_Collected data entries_
((

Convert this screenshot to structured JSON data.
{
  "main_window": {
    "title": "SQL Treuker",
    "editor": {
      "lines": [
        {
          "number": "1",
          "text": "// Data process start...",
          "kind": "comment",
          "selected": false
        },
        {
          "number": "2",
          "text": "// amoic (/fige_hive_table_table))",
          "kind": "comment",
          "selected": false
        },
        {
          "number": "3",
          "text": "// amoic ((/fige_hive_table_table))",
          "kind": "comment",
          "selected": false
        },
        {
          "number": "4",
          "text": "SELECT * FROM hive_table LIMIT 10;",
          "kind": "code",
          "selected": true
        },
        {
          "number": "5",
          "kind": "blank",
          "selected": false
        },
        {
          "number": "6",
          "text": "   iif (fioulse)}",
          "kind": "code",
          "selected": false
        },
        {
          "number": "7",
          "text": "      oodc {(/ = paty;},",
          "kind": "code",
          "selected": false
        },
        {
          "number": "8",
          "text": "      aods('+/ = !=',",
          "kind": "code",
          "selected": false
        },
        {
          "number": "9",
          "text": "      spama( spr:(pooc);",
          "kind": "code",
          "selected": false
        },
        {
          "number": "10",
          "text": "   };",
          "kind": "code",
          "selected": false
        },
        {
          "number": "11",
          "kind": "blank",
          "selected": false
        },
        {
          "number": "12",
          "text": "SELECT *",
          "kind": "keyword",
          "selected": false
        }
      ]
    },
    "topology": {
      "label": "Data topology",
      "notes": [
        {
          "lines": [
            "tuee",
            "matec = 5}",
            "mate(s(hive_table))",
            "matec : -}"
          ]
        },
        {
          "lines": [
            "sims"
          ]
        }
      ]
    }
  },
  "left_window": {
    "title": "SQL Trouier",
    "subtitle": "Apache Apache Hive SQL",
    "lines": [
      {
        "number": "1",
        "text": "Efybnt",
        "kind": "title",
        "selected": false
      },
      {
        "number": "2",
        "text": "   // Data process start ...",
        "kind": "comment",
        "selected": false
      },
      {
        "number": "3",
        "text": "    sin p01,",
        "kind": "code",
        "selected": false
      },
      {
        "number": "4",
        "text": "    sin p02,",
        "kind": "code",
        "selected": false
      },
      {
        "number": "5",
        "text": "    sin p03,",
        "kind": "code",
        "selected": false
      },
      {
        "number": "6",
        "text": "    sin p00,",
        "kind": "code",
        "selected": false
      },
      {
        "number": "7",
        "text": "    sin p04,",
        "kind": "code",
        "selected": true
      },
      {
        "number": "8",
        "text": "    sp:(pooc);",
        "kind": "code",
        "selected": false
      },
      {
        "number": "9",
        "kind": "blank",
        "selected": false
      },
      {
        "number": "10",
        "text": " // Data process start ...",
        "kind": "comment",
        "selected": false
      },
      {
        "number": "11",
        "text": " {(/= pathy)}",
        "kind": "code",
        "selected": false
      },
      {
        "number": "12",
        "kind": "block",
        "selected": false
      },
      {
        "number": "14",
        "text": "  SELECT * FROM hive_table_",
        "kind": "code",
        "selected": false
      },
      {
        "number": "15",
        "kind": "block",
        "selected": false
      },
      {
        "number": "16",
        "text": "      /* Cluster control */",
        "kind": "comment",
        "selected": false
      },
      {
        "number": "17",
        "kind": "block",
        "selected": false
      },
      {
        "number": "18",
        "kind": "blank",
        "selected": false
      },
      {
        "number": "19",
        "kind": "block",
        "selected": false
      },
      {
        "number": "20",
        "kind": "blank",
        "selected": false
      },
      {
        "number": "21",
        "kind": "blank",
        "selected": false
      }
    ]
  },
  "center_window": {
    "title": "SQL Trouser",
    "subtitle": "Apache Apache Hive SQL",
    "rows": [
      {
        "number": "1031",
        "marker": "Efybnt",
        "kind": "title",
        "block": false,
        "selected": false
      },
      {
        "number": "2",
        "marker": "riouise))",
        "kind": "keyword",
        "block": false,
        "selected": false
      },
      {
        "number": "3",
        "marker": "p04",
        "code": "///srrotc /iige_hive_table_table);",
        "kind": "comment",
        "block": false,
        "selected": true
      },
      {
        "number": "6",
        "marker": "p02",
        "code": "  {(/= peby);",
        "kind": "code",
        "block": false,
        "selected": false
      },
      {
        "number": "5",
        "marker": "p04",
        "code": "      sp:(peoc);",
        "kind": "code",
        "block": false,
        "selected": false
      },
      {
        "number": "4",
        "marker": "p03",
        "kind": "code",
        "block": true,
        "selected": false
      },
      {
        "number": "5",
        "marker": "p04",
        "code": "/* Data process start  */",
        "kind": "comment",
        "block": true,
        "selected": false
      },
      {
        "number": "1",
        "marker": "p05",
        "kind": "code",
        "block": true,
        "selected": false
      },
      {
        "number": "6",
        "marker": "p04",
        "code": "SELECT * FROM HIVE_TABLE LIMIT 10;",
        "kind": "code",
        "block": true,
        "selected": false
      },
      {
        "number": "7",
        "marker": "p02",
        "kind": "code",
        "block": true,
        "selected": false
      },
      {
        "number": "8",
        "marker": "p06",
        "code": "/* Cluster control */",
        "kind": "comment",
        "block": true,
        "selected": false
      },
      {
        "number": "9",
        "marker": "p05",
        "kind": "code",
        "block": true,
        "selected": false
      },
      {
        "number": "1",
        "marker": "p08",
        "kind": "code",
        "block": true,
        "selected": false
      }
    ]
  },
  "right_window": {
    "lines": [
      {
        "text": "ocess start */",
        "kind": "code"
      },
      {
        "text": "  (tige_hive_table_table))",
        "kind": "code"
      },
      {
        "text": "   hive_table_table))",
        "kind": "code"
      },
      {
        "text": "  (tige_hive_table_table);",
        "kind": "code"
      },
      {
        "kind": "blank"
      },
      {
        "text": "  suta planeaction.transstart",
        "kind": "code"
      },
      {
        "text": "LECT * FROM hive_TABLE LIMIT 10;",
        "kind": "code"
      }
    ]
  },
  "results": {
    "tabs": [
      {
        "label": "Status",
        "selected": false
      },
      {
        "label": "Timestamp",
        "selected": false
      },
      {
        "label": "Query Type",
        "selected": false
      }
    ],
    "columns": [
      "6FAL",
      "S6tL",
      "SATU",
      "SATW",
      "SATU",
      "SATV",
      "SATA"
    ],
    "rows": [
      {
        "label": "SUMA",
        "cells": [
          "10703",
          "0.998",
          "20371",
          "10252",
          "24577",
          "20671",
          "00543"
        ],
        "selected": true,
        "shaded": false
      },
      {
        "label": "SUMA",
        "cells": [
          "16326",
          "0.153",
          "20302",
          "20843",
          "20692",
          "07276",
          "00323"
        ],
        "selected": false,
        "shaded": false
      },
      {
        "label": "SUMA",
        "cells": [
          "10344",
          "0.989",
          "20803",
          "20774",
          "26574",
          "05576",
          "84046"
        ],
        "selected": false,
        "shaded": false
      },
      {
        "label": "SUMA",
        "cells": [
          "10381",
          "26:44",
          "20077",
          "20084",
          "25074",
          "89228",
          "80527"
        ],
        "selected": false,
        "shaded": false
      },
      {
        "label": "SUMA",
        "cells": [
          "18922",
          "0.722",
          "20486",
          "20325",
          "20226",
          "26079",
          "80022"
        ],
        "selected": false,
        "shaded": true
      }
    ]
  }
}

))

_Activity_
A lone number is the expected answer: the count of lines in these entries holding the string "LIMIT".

_Task answer_
3